→ THE PROBLEM:
When you return the material, keep every line exactly as it is and omit the pictures.

→ EXCERPTED DATA:
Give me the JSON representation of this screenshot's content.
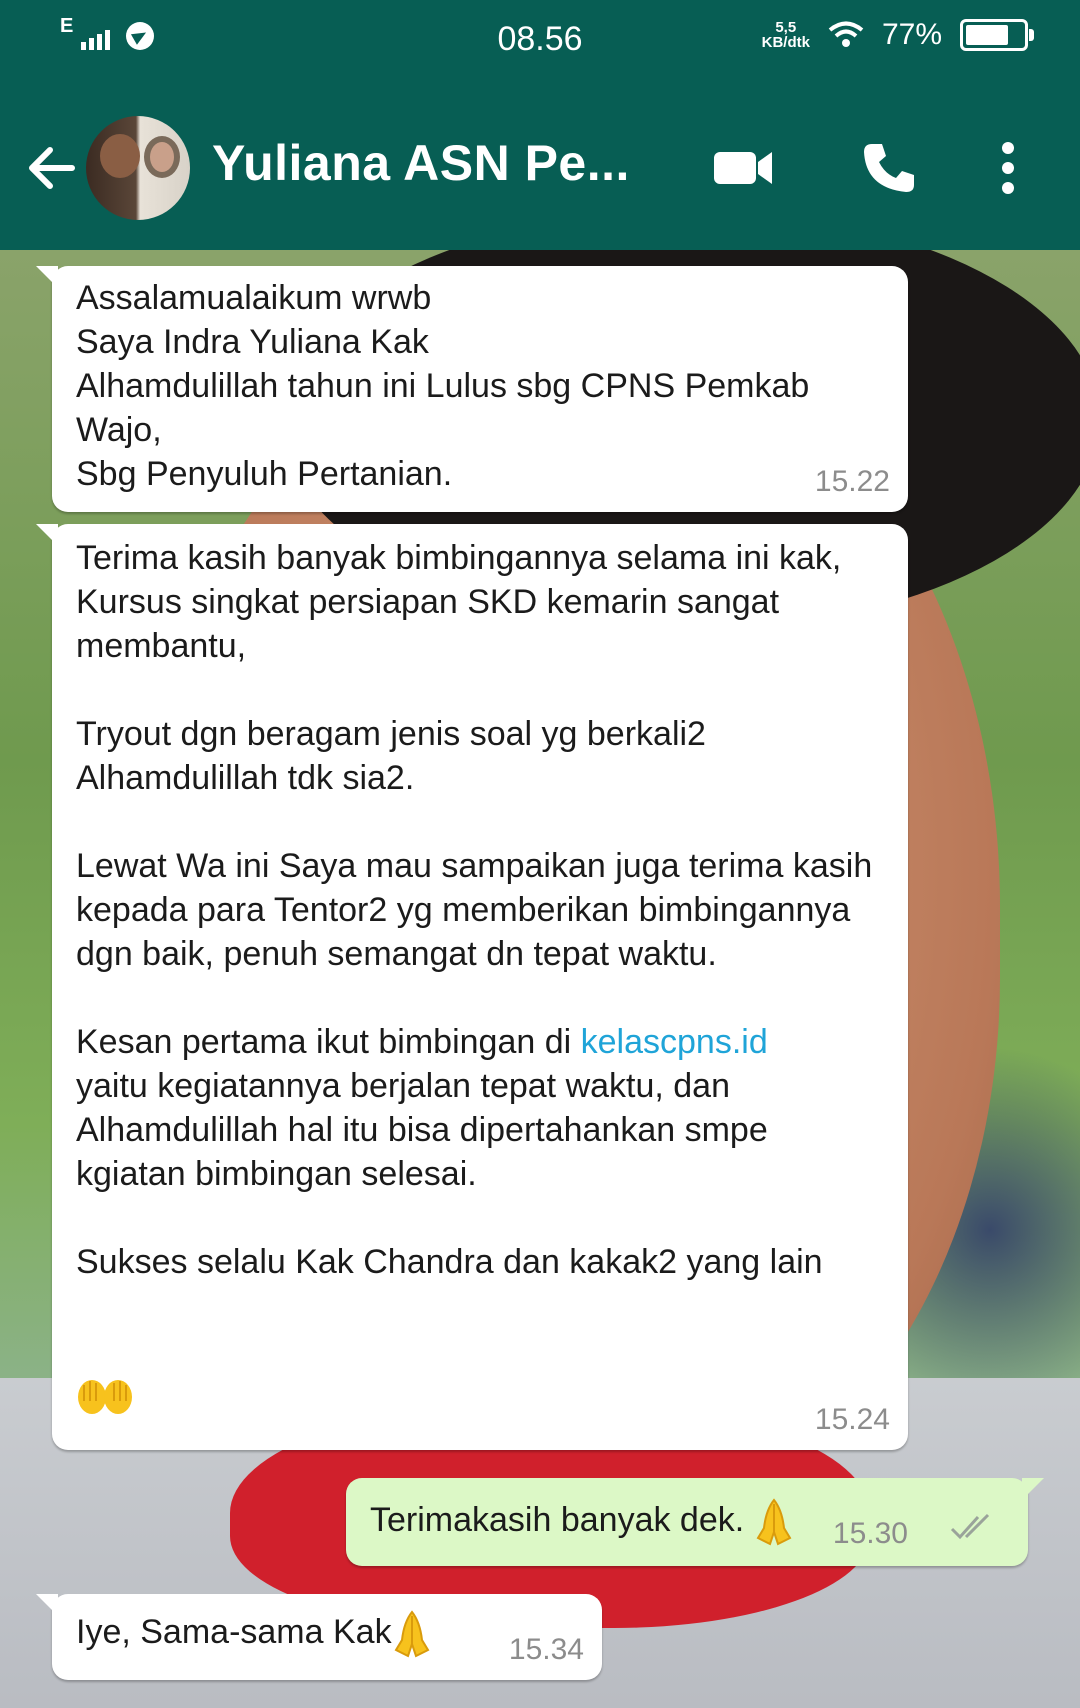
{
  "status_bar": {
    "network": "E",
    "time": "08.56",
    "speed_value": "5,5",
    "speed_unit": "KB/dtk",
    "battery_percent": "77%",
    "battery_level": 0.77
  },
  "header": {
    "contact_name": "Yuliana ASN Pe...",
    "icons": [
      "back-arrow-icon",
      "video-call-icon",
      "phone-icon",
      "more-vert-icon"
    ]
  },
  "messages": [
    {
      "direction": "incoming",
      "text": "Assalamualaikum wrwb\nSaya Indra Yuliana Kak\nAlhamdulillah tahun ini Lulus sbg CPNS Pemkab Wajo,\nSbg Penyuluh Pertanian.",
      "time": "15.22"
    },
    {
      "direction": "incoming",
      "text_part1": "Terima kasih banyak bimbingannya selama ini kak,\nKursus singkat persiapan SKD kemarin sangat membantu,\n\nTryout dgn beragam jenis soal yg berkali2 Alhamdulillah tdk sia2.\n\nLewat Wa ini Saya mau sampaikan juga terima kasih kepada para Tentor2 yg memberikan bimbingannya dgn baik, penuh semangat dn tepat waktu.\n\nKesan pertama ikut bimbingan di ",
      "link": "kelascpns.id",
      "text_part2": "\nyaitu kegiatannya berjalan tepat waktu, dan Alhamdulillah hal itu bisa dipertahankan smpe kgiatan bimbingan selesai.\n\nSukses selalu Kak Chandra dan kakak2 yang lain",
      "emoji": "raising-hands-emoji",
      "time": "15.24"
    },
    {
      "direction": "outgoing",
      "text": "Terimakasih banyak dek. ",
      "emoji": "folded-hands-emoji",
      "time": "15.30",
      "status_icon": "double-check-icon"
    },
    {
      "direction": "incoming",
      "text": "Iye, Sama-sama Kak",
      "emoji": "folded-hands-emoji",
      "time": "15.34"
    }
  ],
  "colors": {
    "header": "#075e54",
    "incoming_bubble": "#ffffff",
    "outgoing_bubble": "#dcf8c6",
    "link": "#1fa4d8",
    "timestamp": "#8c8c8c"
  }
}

→ YOUR SOLUTION:
Give me the JSON representation of this screenshot's content.
{
  "status_bar": {
    "network": "E",
    "time": "08.56",
    "speed_value": "5,5",
    "speed_unit": "KB/dtk",
    "battery_percent": "77%",
    "battery_level": 0.77
  },
  "header": {
    "contact_name": "Yuliana ASN Pe...",
    "icons": [
      "back-arrow-icon",
      "video-call-icon",
      "phone-icon",
      "more-vert-icon"
    ]
  },
  "messages": [
    {
      "direction": "incoming",
      "text": "Assalamualaikum wrwb\nSaya Indra Yuliana Kak\nAlhamdulillah tahun ini Lulus sbg CPNS Pemkab Wajo,\nSbg Penyuluh Pertanian.",
      "time": "15.22"
    },
    {
      "direction": "incoming",
      "text_part1": "Terima kasih banyak bimbingannya selama ini kak,\nKursus singkat persiapan SKD kemarin sangat membantu,\n\nTryout dgn beragam jenis soal yg berkali2 Alhamdulillah tdk sia2.\n\nLewat Wa ini Saya mau sampaikan juga terima kasih kepada para Tentor2 yg memberikan bimbingannya dgn baik, penuh semangat dn tepat waktu.\n\nKesan pertama ikut bimbingan di ",
      "link": "kelascpns.id",
      "text_part2": "\nyaitu kegiatannya berjalan tepat waktu, dan Alhamdulillah hal itu bisa dipertahankan smpe kgiatan bimbingan selesai.\n\nSukses selalu Kak Chandra dan kakak2 yang lain",
      "emoji": "raising-hands-emoji",
      "time": "15.24"
    },
    {
      "direction": "outgoing",
      "text": "Terimakasih banyak dek. ",
      "emoji": "folded-hands-emoji",
      "time": "15.30",
      "status_icon": "double-check-icon"
    },
    {
      "direction": "incoming",
      "text": "Iye, Sama-sama Kak",
      "emoji": "folded-hands-emoji",
      "time": "15.34"
    }
  ],
  "colors": {
    "header": "#075e54",
    "incoming_bubble": "#ffffff",
    "outgoing_bubble": "#dcf8c6",
    "link": "#1fa4d8",
    "timestamp": "#8c8c8c"
  }
}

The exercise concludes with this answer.